In 1953, the first Israeli navy flotilla sailed to the Aegean Sea for a month-long exercise. Just as they were about to return, a terrible earthquake hit the Greek islands and the Israelis, as inexperienced and under-trained as they were, rushed to help.
...The soldiers began unloading anything that could be used in assisting the wounded. They set up a triage station on the port’s main pier. The highest-ranking physician on the flotilla, Dr. Ashkenazi, together with a younger physician, Dr. Seelenfreud, were in charge of treating the wounded. They decided who would receive immediate treatment and who would have to wait, and performed emergency surgeries. Here a fractured pelvis, there a brain injury, a premature labor, broken bones that needed setting and hemorrhages that had to be stopped.
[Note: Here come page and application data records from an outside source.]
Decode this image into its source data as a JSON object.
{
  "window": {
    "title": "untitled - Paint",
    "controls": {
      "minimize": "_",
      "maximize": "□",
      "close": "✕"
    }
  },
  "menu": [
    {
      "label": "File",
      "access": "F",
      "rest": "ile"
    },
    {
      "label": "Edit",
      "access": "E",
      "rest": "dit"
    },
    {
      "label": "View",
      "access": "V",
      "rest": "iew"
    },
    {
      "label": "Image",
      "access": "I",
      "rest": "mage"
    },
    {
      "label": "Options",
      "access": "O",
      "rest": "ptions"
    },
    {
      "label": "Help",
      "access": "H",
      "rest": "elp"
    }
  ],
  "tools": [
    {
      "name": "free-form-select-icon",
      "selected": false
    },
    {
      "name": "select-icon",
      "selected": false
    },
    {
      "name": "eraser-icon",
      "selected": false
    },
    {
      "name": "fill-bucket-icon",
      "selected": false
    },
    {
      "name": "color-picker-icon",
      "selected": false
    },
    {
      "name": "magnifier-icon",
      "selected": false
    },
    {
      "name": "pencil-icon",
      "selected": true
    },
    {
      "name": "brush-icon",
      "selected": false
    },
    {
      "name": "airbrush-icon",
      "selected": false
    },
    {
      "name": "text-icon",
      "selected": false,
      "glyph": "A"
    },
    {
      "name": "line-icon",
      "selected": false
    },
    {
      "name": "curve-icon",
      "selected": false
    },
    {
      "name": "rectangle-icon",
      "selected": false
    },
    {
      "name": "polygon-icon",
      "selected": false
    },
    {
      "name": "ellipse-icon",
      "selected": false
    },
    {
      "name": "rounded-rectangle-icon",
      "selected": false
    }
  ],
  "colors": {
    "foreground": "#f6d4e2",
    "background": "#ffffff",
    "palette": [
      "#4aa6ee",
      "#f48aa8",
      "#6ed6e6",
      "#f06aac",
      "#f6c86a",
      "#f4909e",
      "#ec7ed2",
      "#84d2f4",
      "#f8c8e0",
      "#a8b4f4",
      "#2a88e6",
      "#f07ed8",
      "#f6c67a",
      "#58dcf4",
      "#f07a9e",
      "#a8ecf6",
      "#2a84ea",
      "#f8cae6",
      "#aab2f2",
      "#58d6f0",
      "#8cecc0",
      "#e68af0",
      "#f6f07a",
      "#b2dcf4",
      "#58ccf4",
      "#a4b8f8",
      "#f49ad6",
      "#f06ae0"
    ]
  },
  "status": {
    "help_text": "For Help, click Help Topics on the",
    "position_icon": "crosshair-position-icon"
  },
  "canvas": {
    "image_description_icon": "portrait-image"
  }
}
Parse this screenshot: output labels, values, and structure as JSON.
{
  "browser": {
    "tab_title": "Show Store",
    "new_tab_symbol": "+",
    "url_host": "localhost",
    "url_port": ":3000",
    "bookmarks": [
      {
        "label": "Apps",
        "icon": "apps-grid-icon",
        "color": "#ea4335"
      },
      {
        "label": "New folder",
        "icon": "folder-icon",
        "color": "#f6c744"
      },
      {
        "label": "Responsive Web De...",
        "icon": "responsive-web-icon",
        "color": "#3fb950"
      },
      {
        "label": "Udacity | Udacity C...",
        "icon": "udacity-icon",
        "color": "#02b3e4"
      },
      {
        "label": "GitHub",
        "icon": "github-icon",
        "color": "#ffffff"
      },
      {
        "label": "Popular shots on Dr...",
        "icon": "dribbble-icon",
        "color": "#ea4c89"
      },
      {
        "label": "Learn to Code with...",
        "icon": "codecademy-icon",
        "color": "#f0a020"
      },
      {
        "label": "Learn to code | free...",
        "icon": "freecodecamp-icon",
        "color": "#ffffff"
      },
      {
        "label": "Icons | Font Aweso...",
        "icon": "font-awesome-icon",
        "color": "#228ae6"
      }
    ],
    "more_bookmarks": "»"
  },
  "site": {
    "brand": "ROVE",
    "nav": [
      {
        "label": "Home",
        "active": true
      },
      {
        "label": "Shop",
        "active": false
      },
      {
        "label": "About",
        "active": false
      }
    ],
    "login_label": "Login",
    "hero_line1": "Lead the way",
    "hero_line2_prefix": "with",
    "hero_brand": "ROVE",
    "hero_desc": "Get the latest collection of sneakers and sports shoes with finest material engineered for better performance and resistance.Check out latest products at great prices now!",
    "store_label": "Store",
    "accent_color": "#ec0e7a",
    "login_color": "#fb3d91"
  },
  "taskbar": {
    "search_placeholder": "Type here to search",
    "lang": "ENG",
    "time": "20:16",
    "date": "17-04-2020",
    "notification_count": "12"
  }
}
Although the two Israeli physicians tried to set things in order, they were surrounded by countless wounded people, panic and despair. Chaos reigned.
...The small motor boats that set out to locate the wounded had brought many back for first aid treatment. The Israeli vessel K-28, known as the Mivtah, which was under the command of Arie Brosh, was converted into a maritime hospital, a kind of giant ambulance that ferried the wounded to hospitals on the Greek mainland, a day’s sail away.
Each time, about a hundred victims who had received first aid on the island were brought aboard the K-28. They were later taken to the city of Patras, five hours away. The ship would then turn around, go back to Cephalonia for more wounded, bring them to Patras and its hospitals, and return for another round of evacuation. Some 400 critically wounded people were evacuated aboard the Mivtah.
For three full days, the Israeli officers and sailors labored “with endless dedication and immense devotion,” as Shlomo Erel recalls. The Israeli flotilla was the first to set up aid stations on the beach in Cephalonia. Later, they had assistance from the British. By the end, the soldiers had treated thousands. They used up nearly all of their supplies, food, medicine, water and fuel. They gave everything they had to help the people of Cephalonia.
...When they left the bay, all the other fleets blew their foghorns simultaneously to salute the Israeli flotilla, Erel recalls with pride. The king also came to say goodbye and thank the Israeli sailors. When the Israeli ships entered the port of Piraeus, Greek Prime Minister Marshal Alexandros Papagos came to thank the officers and soldiers and ordered that the vessels be loaded with “the best of everything.” Erel recalls that the Greek press, and even newspapers in other countries, reported on the rescue mission on their front pages.
Read the whole thing.
I found a brief mention of Israel's involvement in this newspaper article written a week after the quake: